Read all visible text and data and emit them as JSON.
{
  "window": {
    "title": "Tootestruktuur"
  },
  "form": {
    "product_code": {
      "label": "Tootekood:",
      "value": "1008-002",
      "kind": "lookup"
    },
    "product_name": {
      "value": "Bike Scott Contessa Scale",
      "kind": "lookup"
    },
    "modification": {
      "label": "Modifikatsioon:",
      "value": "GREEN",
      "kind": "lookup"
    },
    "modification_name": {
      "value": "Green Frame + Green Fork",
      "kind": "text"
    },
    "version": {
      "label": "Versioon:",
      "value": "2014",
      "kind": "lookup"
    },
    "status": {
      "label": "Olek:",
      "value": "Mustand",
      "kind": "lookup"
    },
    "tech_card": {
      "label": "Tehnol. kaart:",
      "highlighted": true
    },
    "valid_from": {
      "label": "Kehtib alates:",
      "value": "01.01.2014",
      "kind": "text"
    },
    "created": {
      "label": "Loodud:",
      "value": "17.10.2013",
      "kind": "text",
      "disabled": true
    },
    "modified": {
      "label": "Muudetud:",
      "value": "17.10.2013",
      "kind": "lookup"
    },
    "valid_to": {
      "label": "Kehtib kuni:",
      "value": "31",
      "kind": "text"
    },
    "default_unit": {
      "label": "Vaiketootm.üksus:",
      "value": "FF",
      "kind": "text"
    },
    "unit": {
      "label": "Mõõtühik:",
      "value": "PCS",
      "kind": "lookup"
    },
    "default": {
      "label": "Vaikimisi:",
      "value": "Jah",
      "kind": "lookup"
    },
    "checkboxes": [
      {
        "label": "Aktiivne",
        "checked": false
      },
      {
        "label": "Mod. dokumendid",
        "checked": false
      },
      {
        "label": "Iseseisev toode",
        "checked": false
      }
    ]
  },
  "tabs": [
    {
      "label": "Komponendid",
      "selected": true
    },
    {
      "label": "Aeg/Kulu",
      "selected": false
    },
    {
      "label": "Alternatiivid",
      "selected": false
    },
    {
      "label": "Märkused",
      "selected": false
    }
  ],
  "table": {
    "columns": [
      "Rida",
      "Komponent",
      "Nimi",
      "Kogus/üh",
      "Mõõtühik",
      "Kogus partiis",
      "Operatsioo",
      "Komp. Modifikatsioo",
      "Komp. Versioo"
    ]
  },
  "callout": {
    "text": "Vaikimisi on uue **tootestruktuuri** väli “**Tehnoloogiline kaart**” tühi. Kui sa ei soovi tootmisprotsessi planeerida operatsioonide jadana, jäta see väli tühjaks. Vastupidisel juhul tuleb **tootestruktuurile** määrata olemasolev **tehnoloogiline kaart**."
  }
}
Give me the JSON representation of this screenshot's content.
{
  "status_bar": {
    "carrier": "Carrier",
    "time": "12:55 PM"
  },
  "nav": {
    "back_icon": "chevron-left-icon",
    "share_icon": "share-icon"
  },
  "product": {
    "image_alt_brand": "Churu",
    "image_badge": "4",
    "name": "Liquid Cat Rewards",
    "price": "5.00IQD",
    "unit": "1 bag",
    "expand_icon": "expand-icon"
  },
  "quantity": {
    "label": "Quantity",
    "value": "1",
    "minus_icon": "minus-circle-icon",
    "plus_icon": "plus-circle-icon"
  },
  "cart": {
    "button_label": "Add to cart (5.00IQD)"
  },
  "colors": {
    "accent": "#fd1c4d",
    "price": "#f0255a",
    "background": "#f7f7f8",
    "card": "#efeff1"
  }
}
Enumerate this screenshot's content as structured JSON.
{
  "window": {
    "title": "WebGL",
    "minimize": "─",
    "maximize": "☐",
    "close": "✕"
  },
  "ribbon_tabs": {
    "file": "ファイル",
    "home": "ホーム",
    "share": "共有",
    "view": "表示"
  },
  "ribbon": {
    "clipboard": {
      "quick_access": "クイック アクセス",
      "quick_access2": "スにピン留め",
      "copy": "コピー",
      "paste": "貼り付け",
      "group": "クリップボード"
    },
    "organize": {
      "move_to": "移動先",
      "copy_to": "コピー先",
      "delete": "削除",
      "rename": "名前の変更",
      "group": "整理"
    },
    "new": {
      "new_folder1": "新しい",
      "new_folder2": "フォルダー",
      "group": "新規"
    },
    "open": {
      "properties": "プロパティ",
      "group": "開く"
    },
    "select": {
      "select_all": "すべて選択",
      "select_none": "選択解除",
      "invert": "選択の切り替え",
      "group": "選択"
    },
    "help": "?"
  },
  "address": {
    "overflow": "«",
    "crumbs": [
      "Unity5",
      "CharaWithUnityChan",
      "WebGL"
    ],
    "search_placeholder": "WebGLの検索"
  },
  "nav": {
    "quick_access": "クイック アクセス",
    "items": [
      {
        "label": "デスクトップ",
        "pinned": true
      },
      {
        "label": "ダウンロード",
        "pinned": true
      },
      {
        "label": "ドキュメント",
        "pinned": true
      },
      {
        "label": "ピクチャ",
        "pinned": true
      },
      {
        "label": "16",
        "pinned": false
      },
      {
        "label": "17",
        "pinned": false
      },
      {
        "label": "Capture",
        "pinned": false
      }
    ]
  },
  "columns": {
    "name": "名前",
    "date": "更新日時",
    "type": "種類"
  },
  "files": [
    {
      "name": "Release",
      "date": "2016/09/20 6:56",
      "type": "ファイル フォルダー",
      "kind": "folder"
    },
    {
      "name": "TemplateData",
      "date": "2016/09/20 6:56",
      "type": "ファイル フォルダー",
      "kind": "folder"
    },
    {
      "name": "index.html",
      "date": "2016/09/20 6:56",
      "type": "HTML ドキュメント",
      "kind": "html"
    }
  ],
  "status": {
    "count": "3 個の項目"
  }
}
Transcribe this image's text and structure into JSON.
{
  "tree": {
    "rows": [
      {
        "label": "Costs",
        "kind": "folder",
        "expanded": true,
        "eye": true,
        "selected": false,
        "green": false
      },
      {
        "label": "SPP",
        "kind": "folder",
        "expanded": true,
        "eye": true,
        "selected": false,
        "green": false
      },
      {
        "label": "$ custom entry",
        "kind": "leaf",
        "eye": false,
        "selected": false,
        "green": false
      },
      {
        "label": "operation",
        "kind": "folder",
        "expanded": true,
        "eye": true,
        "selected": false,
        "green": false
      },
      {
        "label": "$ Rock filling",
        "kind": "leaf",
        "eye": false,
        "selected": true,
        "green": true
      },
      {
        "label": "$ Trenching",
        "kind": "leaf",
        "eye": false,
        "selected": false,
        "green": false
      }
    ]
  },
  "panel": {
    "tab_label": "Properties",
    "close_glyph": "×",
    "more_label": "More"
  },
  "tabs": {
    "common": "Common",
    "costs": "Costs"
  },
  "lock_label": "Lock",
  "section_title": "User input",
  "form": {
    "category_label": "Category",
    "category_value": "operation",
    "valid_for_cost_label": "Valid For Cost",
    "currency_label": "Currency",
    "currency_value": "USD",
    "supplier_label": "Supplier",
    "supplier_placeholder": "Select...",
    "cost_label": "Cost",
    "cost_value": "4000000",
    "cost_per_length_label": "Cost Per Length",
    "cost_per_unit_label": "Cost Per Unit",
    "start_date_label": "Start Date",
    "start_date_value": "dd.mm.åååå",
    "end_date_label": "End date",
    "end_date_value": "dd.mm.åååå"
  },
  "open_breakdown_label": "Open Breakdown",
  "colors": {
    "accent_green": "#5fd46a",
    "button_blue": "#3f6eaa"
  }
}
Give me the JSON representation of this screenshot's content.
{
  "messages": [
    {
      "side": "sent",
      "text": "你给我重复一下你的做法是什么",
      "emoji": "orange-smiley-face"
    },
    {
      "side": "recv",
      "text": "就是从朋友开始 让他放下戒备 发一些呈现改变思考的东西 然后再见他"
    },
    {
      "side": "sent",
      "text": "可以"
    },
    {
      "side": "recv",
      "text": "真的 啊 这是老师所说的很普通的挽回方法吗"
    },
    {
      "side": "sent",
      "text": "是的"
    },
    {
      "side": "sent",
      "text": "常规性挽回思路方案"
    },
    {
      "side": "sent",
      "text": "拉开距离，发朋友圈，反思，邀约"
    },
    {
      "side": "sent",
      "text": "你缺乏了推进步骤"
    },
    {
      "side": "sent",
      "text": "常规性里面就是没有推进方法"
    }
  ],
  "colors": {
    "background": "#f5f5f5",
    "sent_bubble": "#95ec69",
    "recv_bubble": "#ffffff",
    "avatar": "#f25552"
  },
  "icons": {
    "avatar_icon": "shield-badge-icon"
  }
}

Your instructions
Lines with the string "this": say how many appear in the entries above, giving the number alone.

Answer section
4